Amitabh Bachchan needs no introduction. The actor has played all kinds of roles in films and has also dabbled in politics. After a successful stint in Pink, he is still raring to go.
When Bachchan began his career in films, he was written off even before the release of his first film, Saat Hindustani (1969). The late 60s was the era of Shammi Kapoor-Rajesh Khanna musicals and the lanky newcomer with the unfashionable hairstyle got the cold shoulder from producers. His illustrious surname (father Harisvanshrai Bachchan was a renowned Hindi poet; mother Teji Bachchan was a close associate of the Nehru-Gandhi family) got him an audience, but few offers.
When Bachchan returned to the movies with the Mehul Kumar-directed action flick, Mrityudaata (1997),
the film suffered a quiet death. In 1999 alone, Bachchan starred in four box office disappointments —
Lal Badshah, Kohram, Hindustan Ki Kasam and Sooryavansham.
Bachchan says he had left his job as an executive in a Kolkata firm and came to Mumbai with his driver’s license. The license was his safety net — if pushed into a corner, he says he could have always worked as a taxi driver.
Music director Anandji, who has been on countless shows across the world with Amitabh, says the budding actor was nicknamed ‘Tiger’ by his friends in the early days.
Most of his initial films were not successful. Bachchan was thrown out of a film, Duniya Kya Jaane (1971), which co-starred Rekha, and replaced with Sanjay Khan.

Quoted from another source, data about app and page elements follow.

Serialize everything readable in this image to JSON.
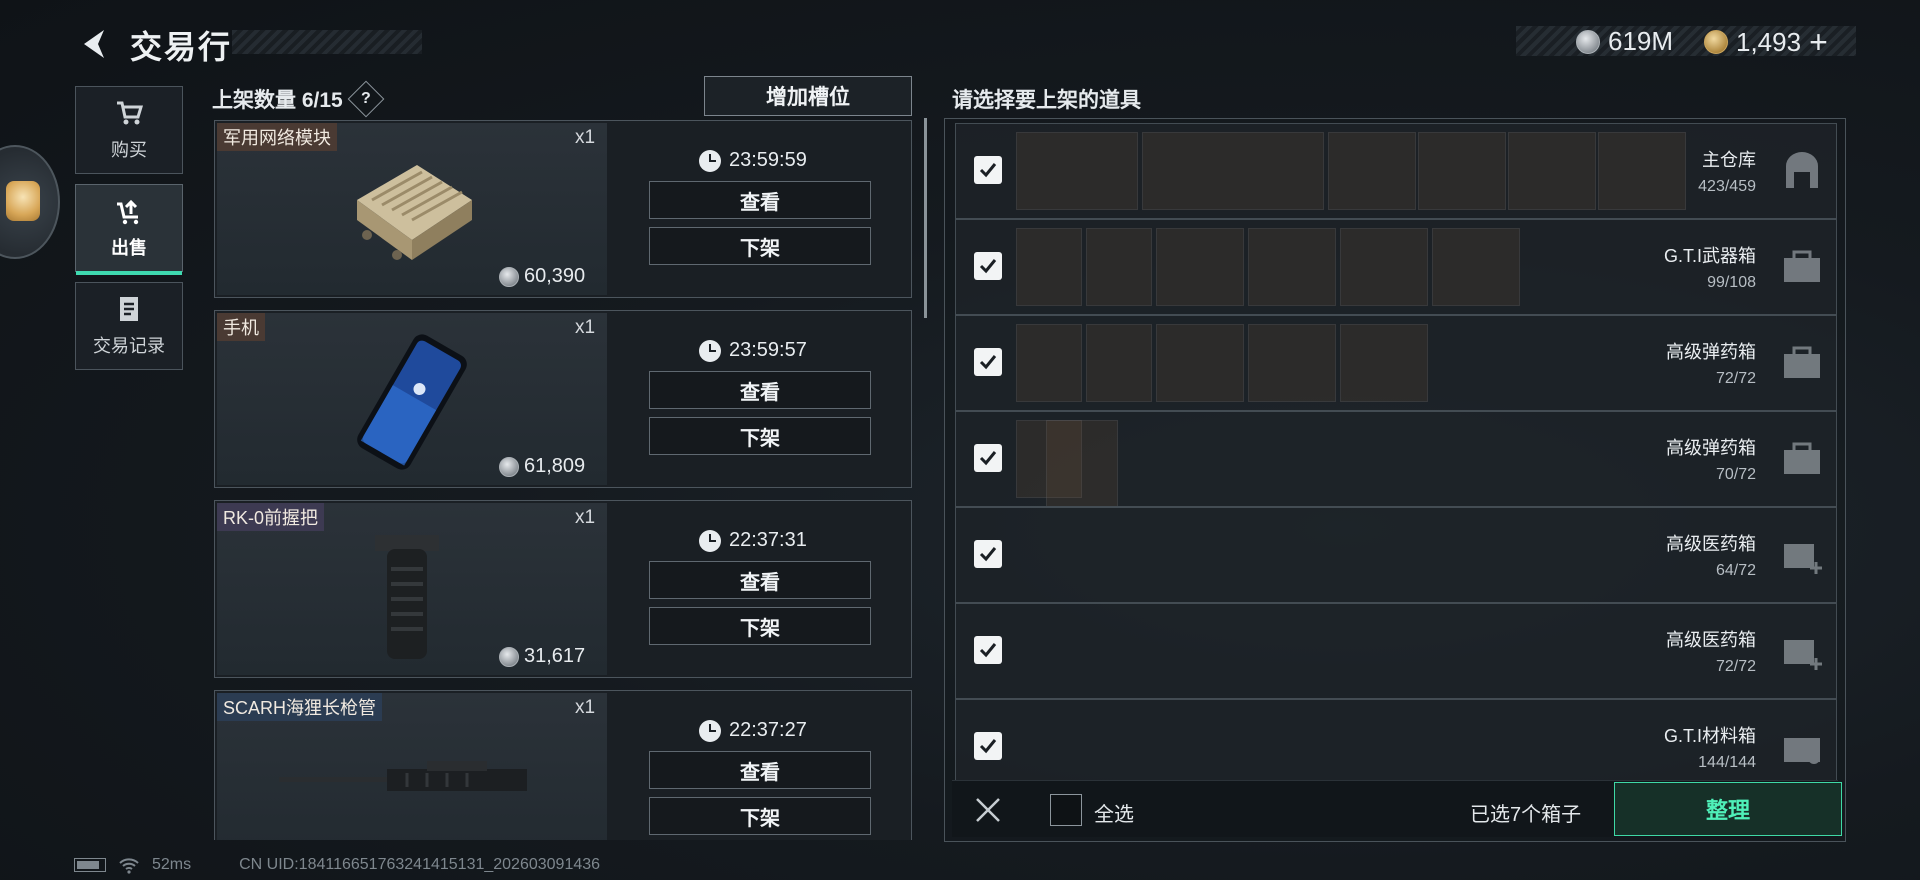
{
  "header": {
    "title": "交易行",
    "currency_silver": "619M",
    "currency_gold": "1,493",
    "plus_label": "+"
  },
  "sidebar": {
    "items": [
      {
        "label": "购买",
        "icon": "cart-icon"
      },
      {
        "label": "出售",
        "icon": "sell-icon",
        "active": true
      },
      {
        "label": "交易记录",
        "icon": "record-icon"
      }
    ]
  },
  "listings": {
    "count_label": "上架数量 6/15",
    "help_label": "?",
    "add_slot_label": "增加槽位",
    "view_label": "查看",
    "delist_label": "下架",
    "items": [
      {
        "name": "军用网络模块",
        "qty": "x1",
        "price": "60,390",
        "timer": "23:59:59",
        "rarity": "brown"
      },
      {
        "name": "手机",
        "qty": "x1",
        "price": "61,809",
        "timer": "23:59:57",
        "rarity": "brown"
      },
      {
        "name": "RK-0前握把",
        "qty": "x1",
        "price": "31,617",
        "timer": "22:37:31",
        "rarity": "purple"
      },
      {
        "name": "SCARH海狸长枪管",
        "qty": "x1",
        "price": "",
        "timer": "22:37:27",
        "rarity": "blue"
      }
    ]
  },
  "selection": {
    "title": "请选择要上架的道具",
    "boxes": [
      {
        "name": "主仓库",
        "count": "423/459",
        "checked": true
      },
      {
        "name": "G.T.I武器箱",
        "count": "99/108",
        "checked": true
      },
      {
        "name": "高级弹药箱",
        "count": "72/72",
        "checked": true
      },
      {
        "name": "高级弹药箱",
        "count": "70/72",
        "checked": true
      },
      {
        "name": "高级医药箱",
        "count": "64/72",
        "checked": true
      },
      {
        "name": "高级医药箱",
        "count": "72/72",
        "checked": true
      },
      {
        "name": "G.T.I材料箱",
        "count": "144/144",
        "checked": true
      }
    ],
    "select_all_label": "全选",
    "selected_text": "已选7个箱子",
    "organize_label": "整理"
  },
  "footer": {
    "ping": "52ms",
    "uid": "CN UID:184116651763241415131_202603091436"
  }
}
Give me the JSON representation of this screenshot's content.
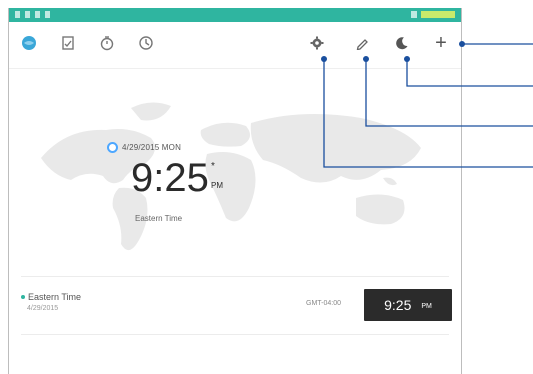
{
  "toolbar": {
    "tabs": [
      {
        "icon": "world-clock-icon",
        "active": true
      },
      {
        "icon": "alarm-list-icon",
        "active": false
      },
      {
        "icon": "stopwatch-icon",
        "active": false
      },
      {
        "icon": "timer-icon",
        "active": false
      }
    ],
    "actions": [
      {
        "icon": "settings-icon"
      },
      {
        "icon": "edit-pencil-icon"
      },
      {
        "icon": "night-mode-moon-icon"
      },
      {
        "icon": "add-plus-icon",
        "glyph": "+"
      }
    ]
  },
  "clock": {
    "date": "4/29/2015 MON",
    "time": "9:25",
    "seconds_mark": "*",
    "ampm": "PM",
    "zone": "Eastern Time"
  },
  "list": [
    {
      "city": "Eastern Time",
      "date": "4/29/2015",
      "gmt": "GMT-04:00",
      "time": "9:25",
      "ampm": "PM"
    }
  ],
  "colors": {
    "status_bar": "#2fb5a0",
    "accent": "#3aa7d8",
    "callout_line": "#1a4f9e",
    "time_box": "#2b2b2b"
  }
}
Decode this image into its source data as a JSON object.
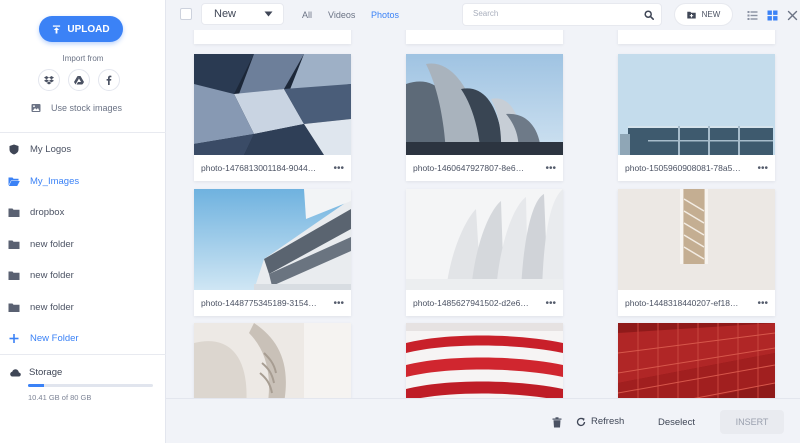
{
  "colors": {
    "accent": "#3b82f6",
    "sidebar_bg": "#ffffff",
    "main_bg": "#f1f3f8"
  },
  "sidebar": {
    "upload_label": "UPLOAD",
    "import_label": "Import from",
    "import_sources": [
      "dropbox-icon",
      "google-drive-icon",
      "facebook-icon"
    ],
    "stock_label": "Use stock images",
    "items": [
      {
        "label": "My Logos",
        "icon": "shield-icon"
      },
      {
        "label": "My_Images",
        "icon": "folder-open-icon",
        "active": true
      },
      {
        "label": "dropbox",
        "icon": "folder-icon"
      },
      {
        "label": "new folder",
        "icon": "folder-icon"
      },
      {
        "label": "new folder",
        "icon": "folder-icon"
      },
      {
        "label": "new folder",
        "icon": "folder-icon"
      }
    ],
    "new_folder_label": "New Folder",
    "storage": {
      "label": "Storage",
      "used_text": "10.41 GB of 80 GB",
      "used_fraction": 0.13
    }
  },
  "toolbar": {
    "sort_value": "New",
    "filters": [
      "All",
      "Videos",
      "Photos"
    ],
    "active_filter": "Photos",
    "search_placeholder": "Search",
    "new_label": "NEW"
  },
  "images": [
    {
      "name": "photo-1476813001184-9044…"
    },
    {
      "name": "photo-1460647927807-8e6…"
    },
    {
      "name": "photo-1505960908081-78a5…"
    },
    {
      "name": "photo-1448775345189-3154…"
    },
    {
      "name": "photo-1485627941502-d2e6…"
    },
    {
      "name": "photo-1448318440207-ef18…"
    },
    {
      "name": ""
    },
    {
      "name": ""
    },
    {
      "name": ""
    }
  ],
  "footer": {
    "refresh_label": "Refresh",
    "deselect_label": "Deselect",
    "insert_label": "INSERT"
  }
}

He shot to stardom with Zanjeer (1973), and a string of blockbusters thereafter made Amitabh a superstar. In 1978, he had four superhits — Don, Kasme Vaade, Trishul and Muqaddar Ka Sikandar — released within a span of around six months!

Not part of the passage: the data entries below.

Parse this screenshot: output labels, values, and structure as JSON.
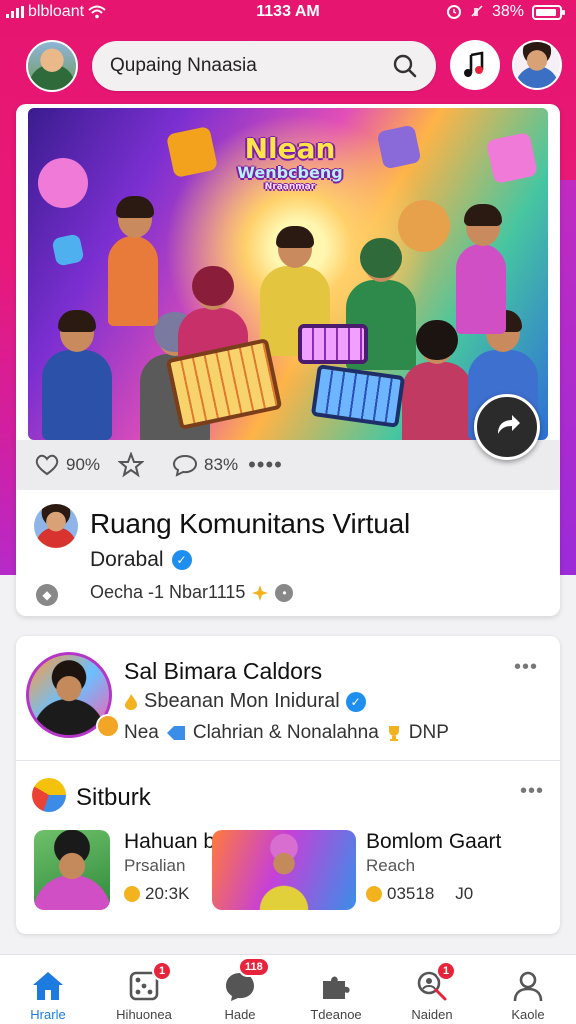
{
  "status_bar": {
    "carrier": "blbloant",
    "time": "1133 AM",
    "battery": "38%"
  },
  "header": {
    "search_text": "Qupaing Nnaasia"
  },
  "hero": {
    "title_line1": "Nlean",
    "title_line2": "Wenbcbeng",
    "title_line3": "Nraanmar"
  },
  "post_stats": {
    "likes": "90%",
    "comments": "83%",
    "more": "••••"
  },
  "post": {
    "title": "Ruang Komunitans Virtual",
    "author": "Dorabal",
    "meta": "Oecha -1 Nbar1115",
    "verified_icon": "✓"
  },
  "card2": {
    "name": "Sal Bimara Caldors",
    "subtitle": "Sbeanan Mon Inidural",
    "subtitle2_a": "Nea",
    "subtitle2_b": "Clahrian & Nonalahna",
    "subtitle2_c": "DNP",
    "more": "•••",
    "section_title": "Sitburk",
    "section_more": "•••",
    "items": [
      {
        "title": "Hahuan b",
        "sub": "Prsalian",
        "stats": "20:3K"
      },
      {
        "title": "Bomlom Gaart",
        "sub": "Reach",
        "stats": "03518",
        "extra": "J0"
      }
    ]
  },
  "bottom_nav": [
    {
      "label": "Hrarle",
      "icon": "home-icon",
      "active": true
    },
    {
      "label": "Hihuonea",
      "icon": "dice-icon",
      "badge": "1"
    },
    {
      "label": "Hade",
      "icon": "chat-bubble-icon",
      "badge": "118"
    },
    {
      "label": "Tdeanoe",
      "icon": "puzzle-icon"
    },
    {
      "label": "Naiden",
      "icon": "search-person-icon",
      "badge": "1"
    },
    {
      "label": "Kaole",
      "icon": "profile-icon"
    }
  ],
  "colors": {
    "accent": "#e8197a",
    "active_nav": "#1d7be0",
    "badge": "#e8243c"
  }
}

The true dimensions of Amitabh’s cult following became evident when the actor suffered an on-the-sets accident on the sets of Manmohan Desai’s Coolie (1983) in Bengaluru, and it proved to be near fatal. It seemed as though the entire country had stopped in its tracks in 1982, but Amitabh, then 40, pulled off a miraculous recovery.
He has a penchant for designer glares and his ubiquitous wristwatches.
Despite box office successes like Aaj Ka Arjun (1990) and Hum (1991), he chose to voluntarily take a hiatus from acting after Khuda Gawah (1992).
When he was down and out, Bachchan quelled his ego, went to old friend Yash Chopra’s house and asked for a suitable role. Yash Chopra offered him Mohabbatein. At a time when it was considered infra dig for film stars to appear on TV, Bachchan agreed to helm Kaun Banega Crorepati, the Indian version of Who Wants To Be A Millionaire. The success of the show dramatically turned his career around and he has scaled fresh heights in the last 15 years.
Hotshot director Karan Johar says, “My mother (Hiroo Johar) always told me, ‘Karan, he is one person I have known since we were in college in Dehradun. I want you to touch his feet whenever you meet him.’ And that’s what I have always done since I was young.”John Abraham, who worked with Bachchan in Aetbaar (2004), says, “When I got carried away in my bid to be realistic and almost hit him during a fight sequence for the film, director Vikram Bhatt cautioned me to be careful,
saying, ‘Amitabh Bachchan is a national treasure’.”